_AIM OF THE EXERCISE:_ Set down every record below exactly as written, but leave out the pictures.

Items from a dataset
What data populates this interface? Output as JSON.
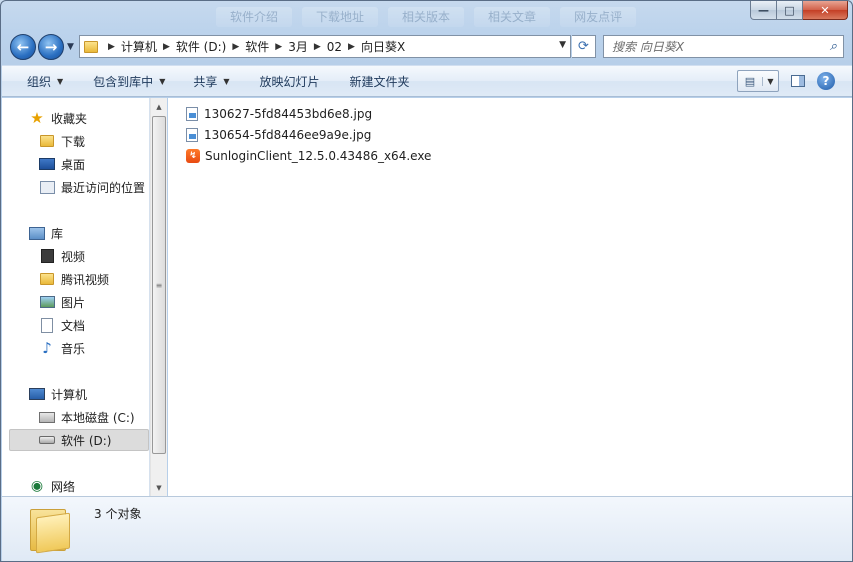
{
  "window": {
    "ghost_tabs": [
      "软件介绍",
      "下载地址",
      "相关版本",
      "相关文章",
      "网友点评"
    ],
    "caption": {
      "minimize": "—",
      "maximize": "□",
      "close": "✕"
    }
  },
  "nav_buttons": {
    "back_icon": "arrow-left-icon",
    "forward_icon": "arrow-right-icon"
  },
  "address": {
    "crumbs": [
      "计算机",
      "软件 (D:)",
      "软件",
      "3月",
      "02",
      "向日葵X"
    ]
  },
  "search": {
    "placeholder": "搜索 向日葵X"
  },
  "toolbar": {
    "organize": "组织",
    "include_library": "包含到库中",
    "share": "共享",
    "slideshow": "放映幻灯片",
    "new_folder": "新建文件夹"
  },
  "nav_pane": {
    "favorites": "收藏夹",
    "downloads": "下载",
    "desktop": "桌面",
    "recent": "最近访问的位置",
    "libraries": "库",
    "videos": "视频",
    "tencent_video": "腾讯视频",
    "pictures": "图片",
    "documents": "文档",
    "music": "音乐",
    "computer": "计算机",
    "drive_c": "本地磁盘 (C:)",
    "drive_d": "软件 (D:)",
    "network": "网络"
  },
  "files": [
    {
      "name": "130627-5fd84453bd6e8.jpg",
      "type": "jpg"
    },
    {
      "name": "130654-5fd8446ee9a9e.jpg",
      "type": "jpg"
    },
    {
      "name": "SunloginClient_12.5.0.43486_x64.exe",
      "type": "exe"
    }
  ],
  "details": {
    "count": "3 个对象"
  }
}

_RESPONSE TO THE TASK:_
What data populates this interface? Output as JSON.
{
  "window": {
    "ghost_tabs": [
      "软件介绍",
      "下载地址",
      "相关版本",
      "相关文章",
      "网友点评"
    ],
    "caption": {
      "minimize": "—",
      "maximize": "□",
      "close": "✕"
    }
  },
  "nav_buttons": {
    "back_icon": "arrow-left-icon",
    "forward_icon": "arrow-right-icon"
  },
  "address": {
    "crumbs": [
      "计算机",
      "软件 (D:)",
      "软件",
      "3月",
      "02",
      "向日葵X"
    ]
  },
  "search": {
    "placeholder": "搜索 向日葵X"
  },
  "toolbar": {
    "organize": "组织",
    "include_library": "包含到库中",
    "share": "共享",
    "slideshow": "放映幻灯片",
    "new_folder": "新建文件夹"
  },
  "nav_pane": {
    "favorites": "收藏夹",
    "downloads": "下载",
    "desktop": "桌面",
    "recent": "最近访问的位置",
    "libraries": "库",
    "videos": "视频",
    "tencent_video": "腾讯视频",
    "pictures": "图片",
    "documents": "文档",
    "music": "音乐",
    "computer": "计算机",
    "drive_c": "本地磁盘 (C:)",
    "drive_d": "软件 (D:)",
    "network": "网络"
  },
  "files": [
    {
      "name": "130627-5fd84453bd6e8.jpg",
      "type": "jpg"
    },
    {
      "name": "130654-5fd8446ee9a9e.jpg",
      "type": "jpg"
    },
    {
      "name": "SunloginClient_12.5.0.43486_x64.exe",
      "type": "exe"
    }
  ],
  "details": {
    "count": "3 个对象"
  }
}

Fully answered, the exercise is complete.